In April, Associated British Foods said it was already being hit by declining sugar prices and an “intensification” of competition ahead of the abolition of European quotas in 2017. According to the European Commission, sugar production is forecast to increase to 17.1m tons by 2023 from 15.6m tons in 2014, with prices falling to EUR405 per ton from EUR584 per ton today.
While direct causality between sugar and diet-related health problems may be disputed, the causal link between the advent of cheap, imported sugar and its increased consumption is undeniable.
Added sugar only became a constituent in the diet when it became readily available and cheap through expanding international trade. It is a point often made by those seeking specific interventions on sugar that while we have become used to the presence of large quantities of added sugar in our diet during the past two hundred years or so, in evolutionary terms it is an extremely recent addition.
For the many at the conference who understand that history, sugar becoming even cheaper will be a chilling prospect.
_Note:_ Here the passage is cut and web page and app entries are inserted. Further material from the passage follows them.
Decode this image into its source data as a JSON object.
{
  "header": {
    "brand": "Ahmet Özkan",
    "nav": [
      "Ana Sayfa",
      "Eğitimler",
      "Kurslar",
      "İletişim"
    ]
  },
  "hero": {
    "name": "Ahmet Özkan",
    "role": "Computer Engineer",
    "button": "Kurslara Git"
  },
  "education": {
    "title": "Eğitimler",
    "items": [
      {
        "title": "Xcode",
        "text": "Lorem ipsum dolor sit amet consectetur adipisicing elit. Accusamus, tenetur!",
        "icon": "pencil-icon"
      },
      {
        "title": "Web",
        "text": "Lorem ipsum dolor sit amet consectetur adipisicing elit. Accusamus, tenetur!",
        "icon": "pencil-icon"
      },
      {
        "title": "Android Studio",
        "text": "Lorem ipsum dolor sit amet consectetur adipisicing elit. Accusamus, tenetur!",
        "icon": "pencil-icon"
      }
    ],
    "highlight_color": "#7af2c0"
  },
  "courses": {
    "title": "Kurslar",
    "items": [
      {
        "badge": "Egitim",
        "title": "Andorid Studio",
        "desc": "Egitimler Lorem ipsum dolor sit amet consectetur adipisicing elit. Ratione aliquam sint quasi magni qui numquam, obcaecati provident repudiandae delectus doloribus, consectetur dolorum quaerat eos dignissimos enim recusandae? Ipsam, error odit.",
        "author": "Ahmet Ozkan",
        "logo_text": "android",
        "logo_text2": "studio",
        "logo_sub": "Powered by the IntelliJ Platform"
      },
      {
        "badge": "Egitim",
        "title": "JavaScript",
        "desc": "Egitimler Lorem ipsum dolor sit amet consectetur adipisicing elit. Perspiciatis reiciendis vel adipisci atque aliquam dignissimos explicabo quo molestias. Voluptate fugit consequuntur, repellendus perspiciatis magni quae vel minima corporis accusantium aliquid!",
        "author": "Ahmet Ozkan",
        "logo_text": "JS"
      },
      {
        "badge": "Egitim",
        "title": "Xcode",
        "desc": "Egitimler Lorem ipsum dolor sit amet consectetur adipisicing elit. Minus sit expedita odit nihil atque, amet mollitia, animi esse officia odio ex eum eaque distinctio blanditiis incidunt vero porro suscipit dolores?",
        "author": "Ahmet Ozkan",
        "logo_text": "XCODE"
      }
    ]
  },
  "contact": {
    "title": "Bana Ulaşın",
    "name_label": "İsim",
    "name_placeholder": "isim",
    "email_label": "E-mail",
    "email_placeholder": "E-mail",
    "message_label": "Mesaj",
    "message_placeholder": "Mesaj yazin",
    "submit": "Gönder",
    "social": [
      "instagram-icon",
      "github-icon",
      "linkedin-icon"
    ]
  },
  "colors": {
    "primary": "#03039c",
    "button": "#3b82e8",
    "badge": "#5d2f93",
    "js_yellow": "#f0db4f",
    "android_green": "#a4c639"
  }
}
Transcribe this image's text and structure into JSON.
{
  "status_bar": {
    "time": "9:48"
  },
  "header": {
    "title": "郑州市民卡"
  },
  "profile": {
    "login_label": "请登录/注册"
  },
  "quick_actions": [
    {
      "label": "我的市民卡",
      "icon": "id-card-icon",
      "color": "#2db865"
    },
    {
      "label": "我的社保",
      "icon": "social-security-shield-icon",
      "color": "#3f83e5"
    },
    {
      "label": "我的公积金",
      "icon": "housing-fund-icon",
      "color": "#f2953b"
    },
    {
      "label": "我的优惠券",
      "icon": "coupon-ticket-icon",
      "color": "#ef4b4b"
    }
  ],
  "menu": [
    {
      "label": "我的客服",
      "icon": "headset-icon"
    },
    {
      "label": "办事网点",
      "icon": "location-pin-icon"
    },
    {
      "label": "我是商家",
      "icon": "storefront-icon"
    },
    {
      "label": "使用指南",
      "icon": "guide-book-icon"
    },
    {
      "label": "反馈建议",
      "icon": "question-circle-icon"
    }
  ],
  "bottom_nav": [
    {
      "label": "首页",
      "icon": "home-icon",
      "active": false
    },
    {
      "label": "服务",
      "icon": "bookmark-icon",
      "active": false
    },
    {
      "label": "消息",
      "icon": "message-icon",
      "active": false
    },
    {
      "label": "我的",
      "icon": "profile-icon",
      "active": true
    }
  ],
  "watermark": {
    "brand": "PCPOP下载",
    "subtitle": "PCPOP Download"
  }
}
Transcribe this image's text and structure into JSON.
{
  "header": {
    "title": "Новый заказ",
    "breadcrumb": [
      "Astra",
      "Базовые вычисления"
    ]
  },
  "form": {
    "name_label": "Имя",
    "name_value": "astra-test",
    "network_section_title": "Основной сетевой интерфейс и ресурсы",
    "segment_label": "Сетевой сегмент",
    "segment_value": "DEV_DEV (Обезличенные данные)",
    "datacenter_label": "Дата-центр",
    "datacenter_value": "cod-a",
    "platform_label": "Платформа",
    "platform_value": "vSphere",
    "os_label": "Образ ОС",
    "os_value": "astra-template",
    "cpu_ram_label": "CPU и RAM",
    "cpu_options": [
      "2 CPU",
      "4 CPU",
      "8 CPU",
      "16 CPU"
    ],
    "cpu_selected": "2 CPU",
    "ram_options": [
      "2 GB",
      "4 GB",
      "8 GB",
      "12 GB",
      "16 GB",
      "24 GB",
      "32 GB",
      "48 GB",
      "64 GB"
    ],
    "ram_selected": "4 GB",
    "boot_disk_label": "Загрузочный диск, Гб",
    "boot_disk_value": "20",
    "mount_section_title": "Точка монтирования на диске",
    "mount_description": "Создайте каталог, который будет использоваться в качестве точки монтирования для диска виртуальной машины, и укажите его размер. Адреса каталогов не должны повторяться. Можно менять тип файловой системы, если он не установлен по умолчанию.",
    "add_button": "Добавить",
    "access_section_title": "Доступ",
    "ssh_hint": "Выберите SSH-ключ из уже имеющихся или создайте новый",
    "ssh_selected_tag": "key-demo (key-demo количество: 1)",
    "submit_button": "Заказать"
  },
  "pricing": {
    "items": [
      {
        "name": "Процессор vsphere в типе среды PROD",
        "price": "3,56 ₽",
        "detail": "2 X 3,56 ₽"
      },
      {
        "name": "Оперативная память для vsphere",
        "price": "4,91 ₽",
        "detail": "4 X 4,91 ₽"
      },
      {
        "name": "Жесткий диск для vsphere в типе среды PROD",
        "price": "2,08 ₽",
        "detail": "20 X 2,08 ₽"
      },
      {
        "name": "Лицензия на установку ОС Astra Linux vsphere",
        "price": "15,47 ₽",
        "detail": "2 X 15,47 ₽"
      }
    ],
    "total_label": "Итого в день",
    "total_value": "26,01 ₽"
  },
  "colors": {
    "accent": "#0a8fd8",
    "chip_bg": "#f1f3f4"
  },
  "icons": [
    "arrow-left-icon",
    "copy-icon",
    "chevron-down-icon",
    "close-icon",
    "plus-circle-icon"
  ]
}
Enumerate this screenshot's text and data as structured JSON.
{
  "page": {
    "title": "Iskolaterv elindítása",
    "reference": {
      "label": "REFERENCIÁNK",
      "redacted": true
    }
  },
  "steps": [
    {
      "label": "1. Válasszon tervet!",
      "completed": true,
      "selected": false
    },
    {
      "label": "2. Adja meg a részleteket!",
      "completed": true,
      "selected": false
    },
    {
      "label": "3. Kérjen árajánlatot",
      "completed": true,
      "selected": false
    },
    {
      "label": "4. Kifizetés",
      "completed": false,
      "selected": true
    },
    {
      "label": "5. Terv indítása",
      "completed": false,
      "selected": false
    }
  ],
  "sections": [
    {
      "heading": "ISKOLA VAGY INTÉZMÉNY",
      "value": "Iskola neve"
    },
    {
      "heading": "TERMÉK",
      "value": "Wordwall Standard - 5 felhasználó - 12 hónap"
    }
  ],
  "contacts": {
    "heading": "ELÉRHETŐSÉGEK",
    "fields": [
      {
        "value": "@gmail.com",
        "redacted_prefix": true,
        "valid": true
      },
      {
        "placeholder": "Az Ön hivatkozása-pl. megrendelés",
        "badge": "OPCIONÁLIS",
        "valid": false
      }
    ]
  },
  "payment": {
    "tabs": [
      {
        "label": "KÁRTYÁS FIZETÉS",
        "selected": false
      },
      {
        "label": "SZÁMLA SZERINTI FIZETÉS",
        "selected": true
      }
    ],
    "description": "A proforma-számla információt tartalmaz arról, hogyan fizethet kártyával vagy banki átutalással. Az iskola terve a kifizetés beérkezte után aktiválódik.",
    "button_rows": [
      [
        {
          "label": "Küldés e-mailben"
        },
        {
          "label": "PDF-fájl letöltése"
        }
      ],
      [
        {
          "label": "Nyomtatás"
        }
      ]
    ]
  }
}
Those from industry, government or medical organisations hoping for a widespread voluntary move towards reformulation and lowering sugar levels by food companies may already be fearing a sobering reality check.
While no-one was saying that cheaper sugar could derail concerted progress on sugar reduction through reformulation, some must have been thinking it. Given how sugar became a ubiquitous constituent in those formulations, and the pressure on companies to keep food cheap and remain profitable, to imagine that falling prices will not have some bearing on sugar consumption would be verging on counter-intuitive.